LSU Manship School News Service
BATON ROUGE–Senator Sharon Hewitt said Wednesday that she is considering proposing legislation to consolidate the state’s four college management boards into a single board.
Hewitt, R-Slidell, appeared before the Louisiana Board of Regents’ Planning, Research, and Performance Committee on Wednesday.
A law that Hewitt sponsored in 2016 required the board to conduct a comprehensive review of the state’s post-secondary education system and make recommendations to optimize it.
As Louisiana faces a billion-dollar budget shortfall, Hewitt is leading an effort to eliminate dedicated funding designations that lock up how much of the state’s money is spent. As a result, most budget cuts fall heavily on higher education and medical care for the poor.
Hewitt said it is the annual job of the Legislature to set spending priorities, so the institutions that now receive dedicated funding also should have to appear and make their cases with results and data.

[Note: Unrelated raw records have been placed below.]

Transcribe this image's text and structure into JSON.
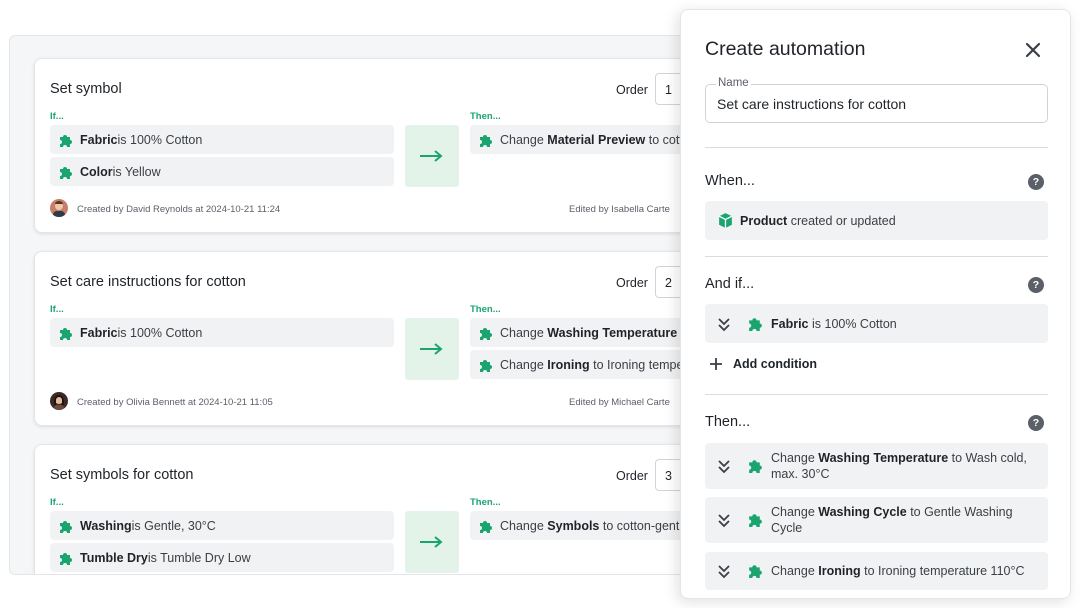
{
  "rules": [
    {
      "title": "Set symbol",
      "order_label": "Order",
      "order_value": "1",
      "if_label": "If...",
      "then_label": "Then...",
      "conditions": [
        {
          "bold": "Fabric",
          "text": " is 100% Cotton"
        },
        {
          "bold": "Color",
          "text": " is Yellow"
        }
      ],
      "actions": [
        {
          "pre": "Change ",
          "bold": "Material Preview",
          "post": " to cotto"
        }
      ],
      "created": "Created by David Reynolds at 2024-10-21 11:24",
      "edited": "Edited by Isabella Carte"
    },
    {
      "title": "Set care instructions for cotton",
      "order_label": "Order",
      "order_value": "2",
      "if_label": "If...",
      "then_label": "Then...",
      "conditions": [
        {
          "bold": "Fabric",
          "text": " is 100% Cotton"
        }
      ],
      "actions": [
        {
          "pre": "Change ",
          "bold": "Washing Temperature",
          "post": " to"
        },
        {
          "pre": "Change ",
          "bold": "Ironing",
          "post": " to Ironing temper"
        }
      ],
      "created": "Created by Olivia Bennett at 2024-10-21 11:05",
      "edited": "Edited by Michael Carte"
    },
    {
      "title": "Set symbols for cotton",
      "order_label": "Order",
      "order_value": "3",
      "if_label": "If...",
      "then_label": "Then...",
      "conditions": [
        {
          "bold": "Washing",
          "text": " is Gentle, 30°C"
        },
        {
          "bold": "Tumble Dry",
          "text": " is Tumble Dry Low"
        }
      ],
      "actions": [
        {
          "pre": "Change ",
          "bold": "Symbols",
          "post": " to cotton-gentl"
        }
      ]
    }
  ],
  "drawer": {
    "title": "Create automation",
    "name_label": "Name",
    "name_value": "Set care instructions for cotton",
    "when_label": "When...",
    "when_row": {
      "bold": "Product",
      "text": " created or updated"
    },
    "and_if_label": "And if...",
    "and_if_row": {
      "bold": "Fabric",
      "text": " is 100% Cotton"
    },
    "add_condition_label": "Add condition",
    "then_label": "Then...",
    "help_glyph": "?",
    "then_rows": [
      {
        "pre": "Change ",
        "bold": "Washing Temperature",
        "post": " to Wash cold, max. 30°C"
      },
      {
        "pre": "Change ",
        "bold": "Washing Cycle",
        "post": " to Gentle Washing Cycle"
      },
      {
        "pre": "Change ",
        "bold": "Ironing",
        "post": " to Ironing temperature 110°C"
      }
    ]
  },
  "colors": {
    "accent_green": "#1aa56f",
    "arrow_bg": "#e4f3ea",
    "row_bg": "#f1f2f3"
  }
}
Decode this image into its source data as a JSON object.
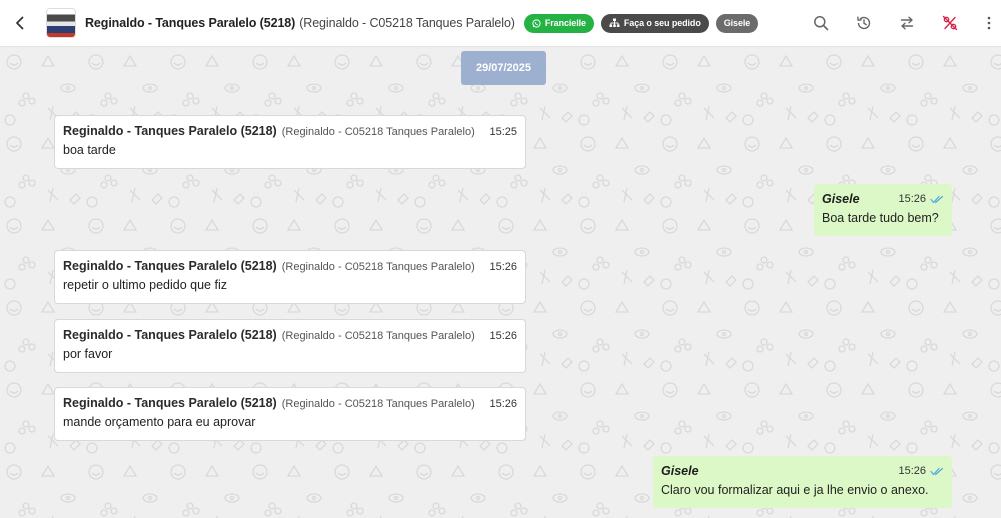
{
  "header": {
    "contact_name": "Reginaldo - Tanques Paralelo (5218)",
    "contact_sub": "(Reginaldo - C05218 Tanques Paralelo)",
    "tags": [
      {
        "label": "Francielle",
        "icon": "whatsapp-icon",
        "color": "#25b245"
      },
      {
        "label": "Faça o seu pedido",
        "icon": "sitemap-icon",
        "color": "#4a4a4a"
      },
      {
        "label": "Gisele",
        "color": "#6b6b6b"
      }
    ],
    "actions": [
      "search-icon",
      "history-icon",
      "transfer-icon",
      "percent-off-icon",
      "more-vertical-icon"
    ]
  },
  "chat": {
    "date": "29/07/2025",
    "messages": [
      {
        "direction": "in",
        "sender": "Reginaldo - Tanques Paralelo (5218)",
        "sender_sub": "(Reginaldo - C05218 Tanques Paralelo)",
        "time": "15:25",
        "text": "boa tarde"
      },
      {
        "direction": "out",
        "sender": "Gisele",
        "time": "15:26",
        "text": "Boa tarde tudo bem?",
        "status": "read"
      },
      {
        "direction": "in",
        "sender": "Reginaldo - Tanques Paralelo (5218)",
        "sender_sub": "(Reginaldo - C05218 Tanques Paralelo)",
        "time": "15:26",
        "text": "repetir o ultimo pedido que fiz"
      },
      {
        "direction": "in",
        "sender": "Reginaldo - Tanques Paralelo (5218)",
        "sender_sub": "(Reginaldo - C05218 Tanques Paralelo)",
        "time": "15:26",
        "text": "por favor"
      },
      {
        "direction": "in",
        "sender": "Reginaldo - Tanques Paralelo (5218)",
        "sender_sub": "(Reginaldo - C05218 Tanques Paralelo)",
        "time": "15:26",
        "text": "mande orçamento para eu aprovar"
      },
      {
        "direction": "out",
        "sender": "Gisele",
        "time": "15:26",
        "text": "Claro vou formalizar aqui e ja lhe envio o anexo.",
        "status": "read"
      }
    ]
  },
  "colors": {
    "chat_bg": "#efefef",
    "outgoing_bubble": "#dcf8c6",
    "date_chip": "#9db0d0",
    "read_ticks": "#4fa8e0",
    "percent_icon": "#d6234a"
  }
}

Louisiana’s budget has about $4 billion in dedicated funding out of a $10 billion total budget, and Hewitt would like to free about $850 million from those dedications.
As of Wednesday, only two of the four systems, the University of Louisiana System and Louisiana Career and Technical College System had submitted reports on how they could optimize their spending. The Board is still waiting for reports from the LSU and Southern University Systems.
In the two reports so far, Hewitt said she noticed spending inefficiencies. Hewitt said the Louisiana Career and Technical College System was the most streamlined and efficient. The system has consolidated from 42 institutions to 15 over the years.
Stephen Smith, that system’s representative on the Board of Regents, expressed frustration to Hewitt, saying, “We made decisions to consolidate but where is our reward?”
He said it still faces the same funding issues as the other three college systems.
Board of Regents member Marty Chabert suggested that a consolidated management board may not be the final answer.
Currently, all the Board of Regents can do is allocate state funding to the four college systems and then make recommendations to management boards.
Jim Henderson, University of Louisiana System president and chief executive, agreed with Chabert. “Structures in higher education are often changed with minimal results,” he said.
Technology is making centralization occur naturally, Henderson said. He added that It is helping his system serve its highest enrollment in five years with $300 million less in funding than it had eight years ago.